As a result, Eisenhower formed internal committees to study the idea, enlisted the Nation's Governors to offer suggestions, and met with Members of Congress to promote the proposal.
The Federal Government made Interstate Construction funds available to the State highway/transportation agencies, which built the Interstates. The States own and operate the Interstate highways. Bureau of Public Roads built the bridge under special legislation approved by President Dwight D. Although the District of Columbia, Maryland, and Virginia operate the bridge, it is owned by the Federal Highway Administration.
The one exception is the Woodrow Wilson Memorial Bridge (I-95/495) over the Potomac River in the Washington area.
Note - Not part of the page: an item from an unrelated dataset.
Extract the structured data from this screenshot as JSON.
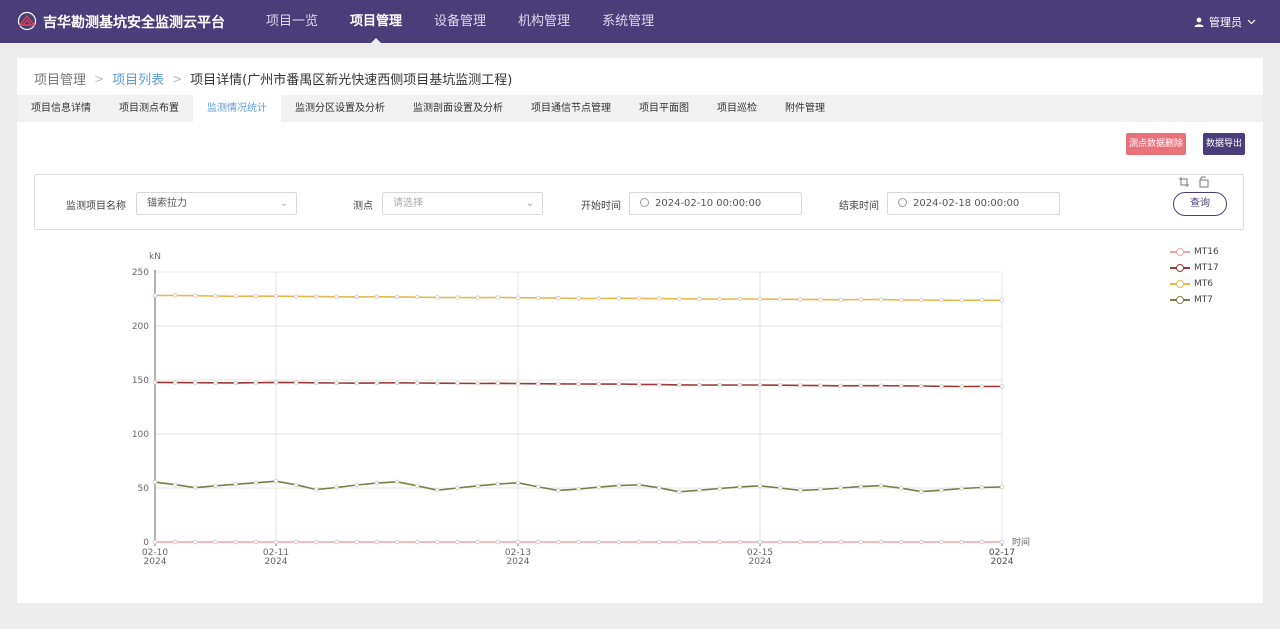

When the first span of the replacement bridge, now under construction, is opened, the old bridge will be removed.
Therefore, the President proposed to increase funds for the Interstate System, while boosting the Federal share to 90 percent.
Under his proposal, the States would continue paying the same amount in matching funds for the Interstate System that they had been paying under the 1954 Act.